It also requires knowledge of the core petroleum engineering courses, including the Introduction of petroleum engineering systems, mechanics of materials, and thermodynamics. These courses will also prepare you for other related fields.
According to the U.S Bureau of Labor Statistics, the estimated salary for a completion engineer ranges from $99k - $196k annually, with an average salary of $135k. The highest salary I have seen for a completion engineer was $206,000 per year, making it the highest petroleum engineer salary.
2. Drilling engineers
Drilling Engineers are those who determine the best way to drill oil and gas wells. They take into account a significant range of factors and costs. Ensuring the safety and efficiency of the drilling process, as well as minimizing the disruption to the environment, are their main concerns.

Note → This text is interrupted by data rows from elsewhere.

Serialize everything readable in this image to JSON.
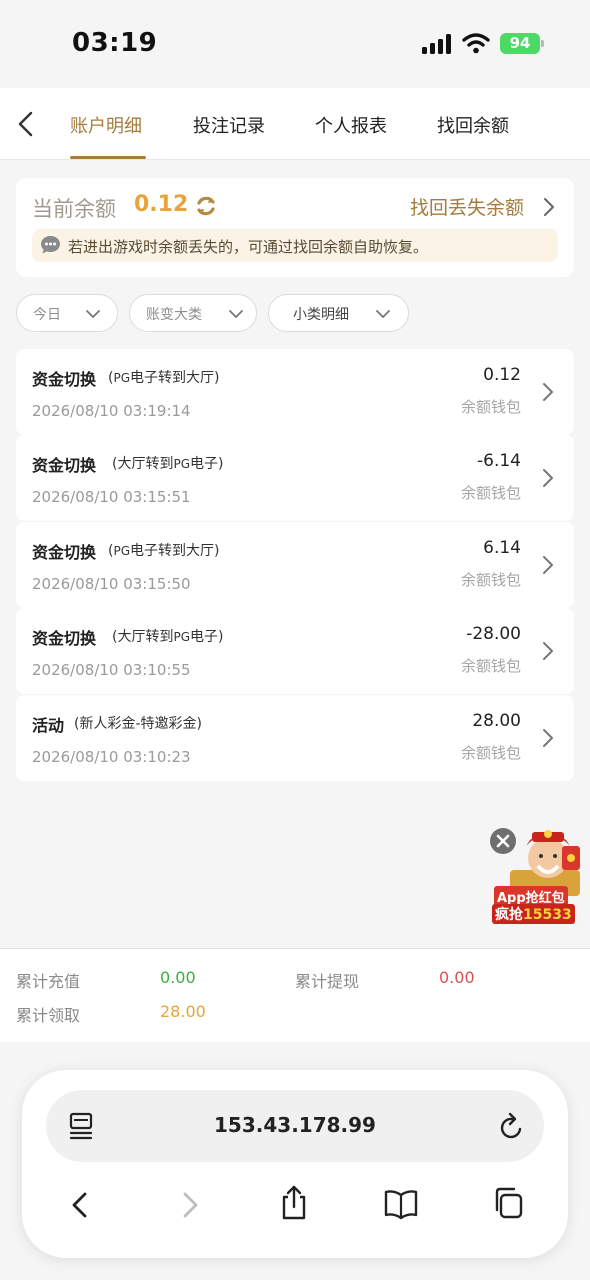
{
  "status_bar": {
    "time": "03:19",
    "battery": "94"
  },
  "tabs": [
    {
      "label": "账户明细",
      "active": true
    },
    {
      "label": "投注记录"
    },
    {
      "label": "个人报表"
    },
    {
      "label": "找回余额"
    }
  ],
  "balance": {
    "label": "当前余额",
    "value": "0.12",
    "recover_label": "找回丢失余额",
    "notice": "若进出游戏时余额丢失的，可通过找回余额自助恢复。"
  },
  "filters": [
    {
      "label": "今日"
    },
    {
      "label": "账变大类"
    },
    {
      "label": "小类明细"
    }
  ],
  "records": [
    {
      "title": "资金切换",
      "sub_prefix": "(",
      "sub_brand": "PG",
      "sub_rest": "电子转到大厅)",
      "date": "2026/08/10 03:19:14",
      "amount": "0.12",
      "wallet": "余额钱包"
    },
    {
      "title": "资金切换",
      "sub_prefix": "(大厅转到",
      "sub_brand": "PG",
      "sub_rest": "电子)",
      "date": "2026/08/10 03:15:51",
      "amount": "-6.14",
      "wallet": "余额钱包"
    },
    {
      "title": "资金切换",
      "sub_prefix": "(",
      "sub_brand": "PG",
      "sub_rest": "电子转到大厅)",
      "date": "2026/08/10 03:15:50",
      "amount": "6.14",
      "wallet": "余额钱包"
    },
    {
      "title": "资金切换",
      "sub_prefix": "(大厅转到",
      "sub_brand": "PG",
      "sub_rest": "电子)",
      "date": "2026/08/10 03:10:55",
      "amount": "-28.00",
      "wallet": "余额钱包"
    },
    {
      "title": "活动",
      "sub_prefix": "(新人彩金-特邀彩金)",
      "sub_brand": "",
      "sub_rest": "",
      "date": "2026/08/10 03:10:23",
      "amount": "28.00",
      "wallet": "余额钱包"
    }
  ],
  "promo": {
    "line1": "App抢红包",
    "line2_label": "疯抢",
    "line2_value": "15533"
  },
  "summary": {
    "deposit_label": "累计充值",
    "deposit_value": "0.00",
    "withdraw_label": "累计提现",
    "withdraw_value": "0.00",
    "claim_label": "累计领取",
    "claim_value": "28.00"
  },
  "browser": {
    "url": "153.43.178.99"
  },
  "colors": {
    "accent": "#a67c3d",
    "balance": "#e6a43a",
    "deposit": "#3fae3f",
    "withdraw": "#d9534f",
    "claim": "#e6a43a"
  }
}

They design and implement procedures for drilling wells safely and economically. They work closely with the contractors to ensure the health and safety of the workers, personnel, and the environment. They design well programs, casing strings, cementing plans, directional drilling projects, drilling fluid programs, drill strings, and drill bit programs.
They also specify the equipment, material, technology, ratings, and grade to be used for drilling, so as to provide technical support, and they then audit the drilling process. They also perform cost estimates and analysis and develop contracts with vendors.

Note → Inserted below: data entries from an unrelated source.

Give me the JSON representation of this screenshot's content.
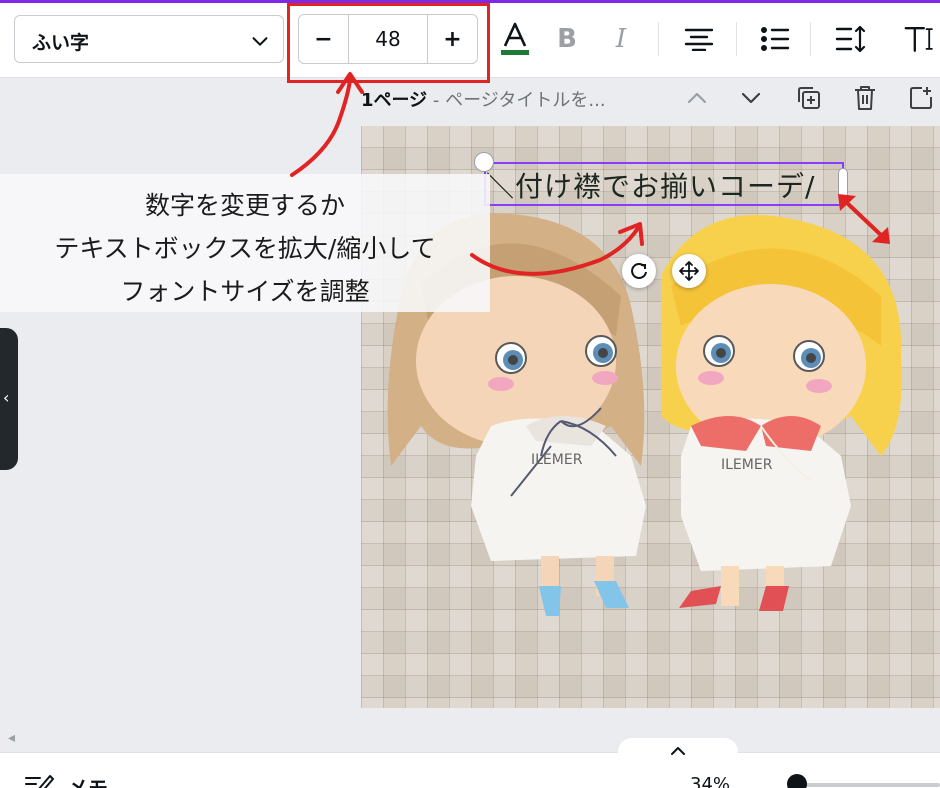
{
  "toolbar": {
    "font_name": "ふい字",
    "font_size": "48",
    "minus_label": "−",
    "plus_label": "+",
    "accent_underline_color": "#1f7a3a",
    "highlight_color": "#e02424"
  },
  "page_header": {
    "page_number": "1ページ",
    "separator": " - ",
    "title_placeholder": "ページタイトルを..."
  },
  "canvas": {
    "text_content": "＼付け襟でお揃いコーデ/",
    "selection_color": "#8b3dff",
    "doll_left_shirt": "ILEMER",
    "doll_right_shirt": "ILEMER"
  },
  "annotation": {
    "line1": "数字を変更するか",
    "line2": "テキストボックスを拡大/縮小して",
    "line3": "フォントサイズを調整",
    "arrow_color": "#e02424"
  },
  "bottom": {
    "memo_label": "メモ",
    "zoom_level": "34%"
  }
}
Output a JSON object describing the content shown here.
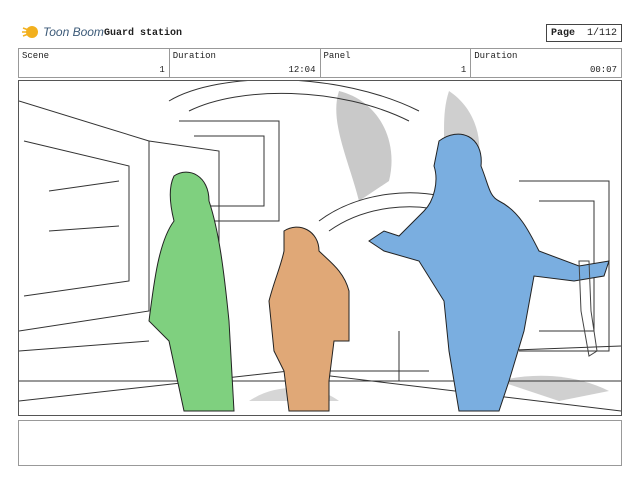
{
  "header": {
    "logo_text": "Toon Boom",
    "project_title": "Guard station",
    "page_label": "Page",
    "page_value": "1/112"
  },
  "info": {
    "scene_label": "Scene",
    "scene_value": "1",
    "duration1_label": "Duration",
    "duration1_value": "12:04",
    "panel_label": "Panel",
    "panel_value": "1",
    "duration2_label": "Duration",
    "duration2_value": "00:07"
  },
  "colors": {
    "green_character": "#7fd07f",
    "orange_character": "#e0a877",
    "blue_character": "#7aaee0",
    "logo_accent": "#f2b01e"
  },
  "icons": {
    "logo": "toon-boom-logo-icon"
  }
}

Although they are petroleum engineers, drilling engineers may come from other technical disciplines, like mechanical engineering, manufacturing, or geology, and may have been trained by an oil and gas company. They may also have experience as rig hands, mud-loggers, or mud engineers.
Drilling engineering requires a university degree in petroleum engineering or a closely related major. Having a license in all states, and at least five to seven years of experience in drilling operations is required for those who want to earn high salaries.
According to available data, the estimated median salary for a drilling engineer ranges from $92k - $160k annually, with an average salary of $114k per year, making it the 2nd highest petroleum engineer salary.
3. Production engineers
Production engineers take over a project once the well has been completed. They are responsible for monitoring the well, as well as supervising the oil and gas production. If the wells are not performing as they should be, the production engineer figures out ways to improve performance.
They are also responsible for the designing and selection of subsurface equipment to produce oil and gas well fluids. They may also design the equipment for the extraction. They develop ways to inject water, chemicals, gasses, or steam into an oil reserve to force out more oil.
They develop plans to drill in oil and gas fields, evaluate the production of wells, connect a larger area of oil and gas deposits to a single well, and make sure that the oil field equipment is installed, maintained, and operating properly.
Those who search for employment as production engineers have to be prepared to work full time and often far more than 40 hours per week, especially when going to the drilling site. However, they get a nice pay for their services.
For an entry-level petroleum engineering job, one requirement is a bachelor’s degree, which includes classes, lab work, and field studies in areas such as engineering principles, geology, and thermodynamics.
The annual salary for a production engineer ranges from $48k to $110k per year, depending on experience, education, state, and employer. The highest salary I have seen was $114k per year, making it the 3rd highest petroleum engineer salary. However, a company may offer you an even higher wage, depending on the current market.
If you are still on the fence whether this engineering field is the right career path for you, please consider reading these inspiring success stories of petroleum engineers. You can also find more resources on this as well as other engineering career paths, by referring to the U.S. Bureau of Labor Statistics.